**Problem to work on:** For every record here, output an exact copy.

Excerpted records section start

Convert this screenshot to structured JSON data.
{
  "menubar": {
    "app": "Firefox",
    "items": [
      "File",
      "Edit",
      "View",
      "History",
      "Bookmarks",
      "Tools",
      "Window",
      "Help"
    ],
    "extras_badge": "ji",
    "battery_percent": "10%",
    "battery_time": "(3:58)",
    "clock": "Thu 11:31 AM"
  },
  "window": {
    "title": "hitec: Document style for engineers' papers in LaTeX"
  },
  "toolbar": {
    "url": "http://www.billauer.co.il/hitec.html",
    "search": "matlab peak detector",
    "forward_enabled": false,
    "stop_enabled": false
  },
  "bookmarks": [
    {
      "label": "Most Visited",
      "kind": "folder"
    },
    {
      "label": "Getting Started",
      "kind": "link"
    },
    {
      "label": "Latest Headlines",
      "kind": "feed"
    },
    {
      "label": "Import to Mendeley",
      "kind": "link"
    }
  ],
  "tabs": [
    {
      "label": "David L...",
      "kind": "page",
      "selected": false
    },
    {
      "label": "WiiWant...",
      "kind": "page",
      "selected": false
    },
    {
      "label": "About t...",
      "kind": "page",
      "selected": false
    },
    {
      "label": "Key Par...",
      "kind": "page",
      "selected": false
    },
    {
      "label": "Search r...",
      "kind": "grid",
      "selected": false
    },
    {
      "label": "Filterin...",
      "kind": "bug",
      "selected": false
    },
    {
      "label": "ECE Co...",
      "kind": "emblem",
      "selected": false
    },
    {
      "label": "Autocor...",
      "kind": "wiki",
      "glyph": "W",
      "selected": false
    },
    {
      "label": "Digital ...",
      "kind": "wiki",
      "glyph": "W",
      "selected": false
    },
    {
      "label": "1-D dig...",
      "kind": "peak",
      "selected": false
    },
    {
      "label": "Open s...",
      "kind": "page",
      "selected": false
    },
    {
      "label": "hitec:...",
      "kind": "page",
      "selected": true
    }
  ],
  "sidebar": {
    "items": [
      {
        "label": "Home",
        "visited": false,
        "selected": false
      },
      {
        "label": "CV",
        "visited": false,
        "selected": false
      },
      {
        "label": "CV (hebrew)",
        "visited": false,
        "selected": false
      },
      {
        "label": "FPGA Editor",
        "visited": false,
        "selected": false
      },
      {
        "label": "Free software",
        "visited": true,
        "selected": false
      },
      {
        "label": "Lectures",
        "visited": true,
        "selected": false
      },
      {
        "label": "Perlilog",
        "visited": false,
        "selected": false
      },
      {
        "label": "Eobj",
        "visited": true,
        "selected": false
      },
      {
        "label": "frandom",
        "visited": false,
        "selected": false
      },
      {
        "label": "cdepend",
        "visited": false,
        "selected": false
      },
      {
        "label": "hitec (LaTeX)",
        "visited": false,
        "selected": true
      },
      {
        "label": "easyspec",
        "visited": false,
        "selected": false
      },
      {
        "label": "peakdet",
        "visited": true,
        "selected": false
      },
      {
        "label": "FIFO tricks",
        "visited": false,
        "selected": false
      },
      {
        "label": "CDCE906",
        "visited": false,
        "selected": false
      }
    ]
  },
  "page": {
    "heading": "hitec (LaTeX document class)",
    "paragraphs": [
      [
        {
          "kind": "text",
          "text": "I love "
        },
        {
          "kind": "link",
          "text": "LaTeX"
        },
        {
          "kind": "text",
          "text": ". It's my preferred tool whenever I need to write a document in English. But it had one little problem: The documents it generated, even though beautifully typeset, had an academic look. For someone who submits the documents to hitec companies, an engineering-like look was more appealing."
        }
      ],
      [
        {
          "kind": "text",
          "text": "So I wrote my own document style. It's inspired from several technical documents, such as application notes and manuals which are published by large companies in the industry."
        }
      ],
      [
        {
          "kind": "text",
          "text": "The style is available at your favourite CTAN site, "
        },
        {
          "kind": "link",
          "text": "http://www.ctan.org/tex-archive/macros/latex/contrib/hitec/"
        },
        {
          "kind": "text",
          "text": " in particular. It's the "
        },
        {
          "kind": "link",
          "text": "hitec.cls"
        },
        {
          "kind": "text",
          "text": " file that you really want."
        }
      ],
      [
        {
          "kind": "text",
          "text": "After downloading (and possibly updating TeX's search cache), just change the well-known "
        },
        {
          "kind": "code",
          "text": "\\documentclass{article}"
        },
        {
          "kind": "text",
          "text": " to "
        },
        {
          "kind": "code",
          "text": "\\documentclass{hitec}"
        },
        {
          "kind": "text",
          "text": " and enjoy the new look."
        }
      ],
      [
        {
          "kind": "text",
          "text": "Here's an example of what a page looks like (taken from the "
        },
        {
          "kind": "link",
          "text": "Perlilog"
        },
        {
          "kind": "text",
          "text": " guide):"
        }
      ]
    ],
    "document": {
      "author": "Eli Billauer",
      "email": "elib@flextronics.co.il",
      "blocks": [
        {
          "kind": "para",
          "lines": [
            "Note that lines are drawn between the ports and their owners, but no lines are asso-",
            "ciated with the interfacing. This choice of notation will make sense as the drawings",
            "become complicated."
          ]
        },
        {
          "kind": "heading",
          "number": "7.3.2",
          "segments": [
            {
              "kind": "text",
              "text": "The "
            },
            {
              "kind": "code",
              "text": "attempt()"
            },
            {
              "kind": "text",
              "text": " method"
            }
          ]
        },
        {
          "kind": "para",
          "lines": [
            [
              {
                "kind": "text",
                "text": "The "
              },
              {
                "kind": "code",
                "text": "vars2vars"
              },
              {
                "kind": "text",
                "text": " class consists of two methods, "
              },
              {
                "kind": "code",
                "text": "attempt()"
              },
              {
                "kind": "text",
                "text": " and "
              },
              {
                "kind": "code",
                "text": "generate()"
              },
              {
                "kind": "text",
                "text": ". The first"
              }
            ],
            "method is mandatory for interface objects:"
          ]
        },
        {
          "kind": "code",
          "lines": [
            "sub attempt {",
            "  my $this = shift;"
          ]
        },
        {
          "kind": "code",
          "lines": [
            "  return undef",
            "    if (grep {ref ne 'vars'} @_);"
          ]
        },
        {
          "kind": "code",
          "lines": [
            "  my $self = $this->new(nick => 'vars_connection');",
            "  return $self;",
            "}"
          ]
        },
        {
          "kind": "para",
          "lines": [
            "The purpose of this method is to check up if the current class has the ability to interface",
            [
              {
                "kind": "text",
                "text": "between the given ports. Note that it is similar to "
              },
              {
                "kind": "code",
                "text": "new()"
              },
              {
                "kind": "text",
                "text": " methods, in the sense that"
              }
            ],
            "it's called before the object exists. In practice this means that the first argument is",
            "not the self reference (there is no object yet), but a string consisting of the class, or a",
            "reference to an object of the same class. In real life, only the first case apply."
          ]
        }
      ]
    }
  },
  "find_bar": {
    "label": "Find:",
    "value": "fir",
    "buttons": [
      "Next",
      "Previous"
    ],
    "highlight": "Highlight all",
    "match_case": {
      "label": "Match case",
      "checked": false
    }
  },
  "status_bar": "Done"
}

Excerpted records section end

**Finished task:**
Convert this screenshot to structured JSON data.
{
  "menubar": {
    "app": "Firefox",
    "items": [
      "File",
      "Edit",
      "View",
      "History",
      "Bookmarks",
      "Tools",
      "Window",
      "Help"
    ],
    "extras_badge": "ji",
    "battery_percent": "10%",
    "battery_time": "(3:58)",
    "clock": "Thu 11:31 AM"
  },
  "window": {
    "title": "hitec: Document style for engineers' papers in LaTeX"
  },
  "toolbar": {
    "url": "http://www.billauer.co.il/hitec.html",
    "search": "matlab peak detector",
    "forward_enabled": false,
    "stop_enabled": false
  },
  "bookmarks": [
    {
      "label": "Most Visited",
      "kind": "folder"
    },
    {
      "label": "Getting Started",
      "kind": "link"
    },
    {
      "label": "Latest Headlines",
      "kind": "feed"
    },
    {
      "label": "Import to Mendeley",
      "kind": "link"
    }
  ],
  "tabs": [
    {
      "label": "David L...",
      "kind": "page",
      "selected": false
    },
    {
      "label": "WiiWant...",
      "kind": "page",
      "selected": false
    },
    {
      "label": "About t...",
      "kind": "page",
      "selected": false
    },
    {
      "label": "Key Par...",
      "kind": "page",
      "selected": false
    },
    {
      "label": "Search r...",
      "kind": "grid",
      "selected": false
    },
    {
      "label": "Filterin...",
      "kind": "bug",
      "selected": false
    },
    {
      "label": "ECE Co...",
      "kind": "emblem",
      "selected": false
    },
    {
      "label": "Autocor...",
      "kind": "wiki",
      "glyph": "W",
      "selected": false
    },
    {
      "label": "Digital ...",
      "kind": "wiki",
      "glyph": "W",
      "selected": false
    },
    {
      "label": "1-D dig...",
      "kind": "peak",
      "selected": false
    },
    {
      "label": "Open s...",
      "kind": "page",
      "selected": false
    },
    {
      "label": "hitec:...",
      "kind": "page",
      "selected": true
    }
  ],
  "sidebar": {
    "items": [
      {
        "label": "Home",
        "visited": false,
        "selected": false
      },
      {
        "label": "CV",
        "visited": false,
        "selected": false
      },
      {
        "label": "CV (hebrew)",
        "visited": false,
        "selected": false
      },
      {
        "label": "FPGA Editor",
        "visited": false,
        "selected": false
      },
      {
        "label": "Free software",
        "visited": true,
        "selected": false
      },
      {
        "label": "Lectures",
        "visited": true,
        "selected": false
      },
      {
        "label": "Perlilog",
        "visited": false,
        "selected": false
      },
      {
        "label": "Eobj",
        "visited": true,
        "selected": false
      },
      {
        "label": "frandom",
        "visited": false,
        "selected": false
      },
      {
        "label": "cdepend",
        "visited": false,
        "selected": false
      },
      {
        "label": "hitec (LaTeX)",
        "visited": false,
        "selected": true
      },
      {
        "label": "easyspec",
        "visited": false,
        "selected": false
      },
      {
        "label": "peakdet",
        "visited": true,
        "selected": false
      },
      {
        "label": "FIFO tricks",
        "visited": false,
        "selected": false
      },
      {
        "label": "CDCE906",
        "visited": false,
        "selected": false
      }
    ]
  },
  "page": {
    "heading": "hitec (LaTeX document class)",
    "paragraphs": [
      [
        {
          "kind": "text",
          "text": "I love "
        },
        {
          "kind": "link",
          "text": "LaTeX"
        },
        {
          "kind": "text",
          "text": ". It's my preferred tool whenever I need to write a document in English. But it had one little problem: The documents it generated, even though beautifully typeset, had an academic look. For someone who submits the documents to hitec companies, an engineering-like look was more appealing."
        }
      ],
      [
        {
          "kind": "text",
          "text": "So I wrote my own document style. It's inspired from several technical documents, such as application notes and manuals which are published by large companies in the industry."
        }
      ],
      [
        {
          "kind": "text",
          "text": "The style is available at your favourite CTAN site, "
        },
        {
          "kind": "link",
          "text": "http://www.ctan.org/tex-archive/macros/latex/contrib/hitec/"
        },
        {
          "kind": "text",
          "text": " in particular. It's the "
        },
        {
          "kind": "link",
          "text": "hitec.cls"
        },
        {
          "kind": "text",
          "text": " file that you really want."
        }
      ],
      [
        {
          "kind": "text",
          "text": "After downloading (and possibly updating TeX's search cache), just change the well-known "
        },
        {
          "kind": "code",
          "text": "\\documentclass{article}"
        },
        {
          "kind": "text",
          "text": " to "
        },
        {
          "kind": "code",
          "text": "\\documentclass{hitec}"
        },
        {
          "kind": "text",
          "text": " and enjoy the new look."
        }
      ],
      [
        {
          "kind": "text",
          "text": "Here's an example of what a page looks like (taken from the "
        },
        {
          "kind": "link",
          "text": "Perlilog"
        },
        {
          "kind": "text",
          "text": " guide):"
        }
      ]
    ],
    "document": {
      "author": "Eli Billauer",
      "email": "elib@flextronics.co.il",
      "blocks": [
        {
          "kind": "para",
          "lines": [
            "Note that lines are drawn between the ports and their owners, but no lines are asso-",
            "ciated with the interfacing. This choice of notation will make sense as the drawings",
            "become complicated."
          ]
        },
        {
          "kind": "heading",
          "number": "7.3.2",
          "segments": [
            {
              "kind": "text",
              "text": "The "
            },
            {
              "kind": "code",
              "text": "attempt()"
            },
            {
              "kind": "text",
              "text": " method"
            }
          ]
        },
        {
          "kind": "para",
          "lines": [
            [
              {
                "kind": "text",
                "text": "The "
              },
              {
                "kind": "code",
                "text": "vars2vars"
              },
              {
                "kind": "text",
                "text": " class consists of two methods, "
              },
              {
                "kind": "code",
                "text": "attempt()"
              },
              {
                "kind": "text",
                "text": " and "
              },
              {
                "kind": "code",
                "text": "generate()"
              },
              {
                "kind": "text",
                "text": ". The first"
              }
            ],
            "method is mandatory for interface objects:"
          ]
        },
        {
          "kind": "code",
          "lines": [
            "sub attempt {",
            "  my $this = shift;"
          ]
        },
        {
          "kind": "code",
          "lines": [
            "  return undef",
            "    if (grep {ref ne 'vars'} @_);"
          ]
        },
        {
          "kind": "code",
          "lines": [
            "  my $self = $this->new(nick => 'vars_connection');",
            "  return $self;",
            "}"
          ]
        },
        {
          "kind": "para",
          "lines": [
            "The purpose of this method is to check up if the current class has the ability to interface",
            [
              {
                "kind": "text",
                "text": "between the given ports. Note that it is similar to "
              },
              {
                "kind": "code",
                "text": "new()"
              },
              {
                "kind": "text",
                "text": " methods, in the sense that"
              }
            ],
            "it's called before the object exists. In practice this means that the first argument is",
            "not the self reference (there is no object yet), but a string consisting of the class, or a",
            "reference to an object of the same class. In real life, only the first case apply."
          ]
        }
      ]
    }
  },
  "find_bar": {
    "label": "Find:",
    "value": "fir",
    "buttons": [
      "Next",
      "Previous"
    ],
    "highlight": "Highlight all",
    "match_case": {
      "label": "Match case",
      "checked": false
    }
  },
  "status_bar": "Done"
}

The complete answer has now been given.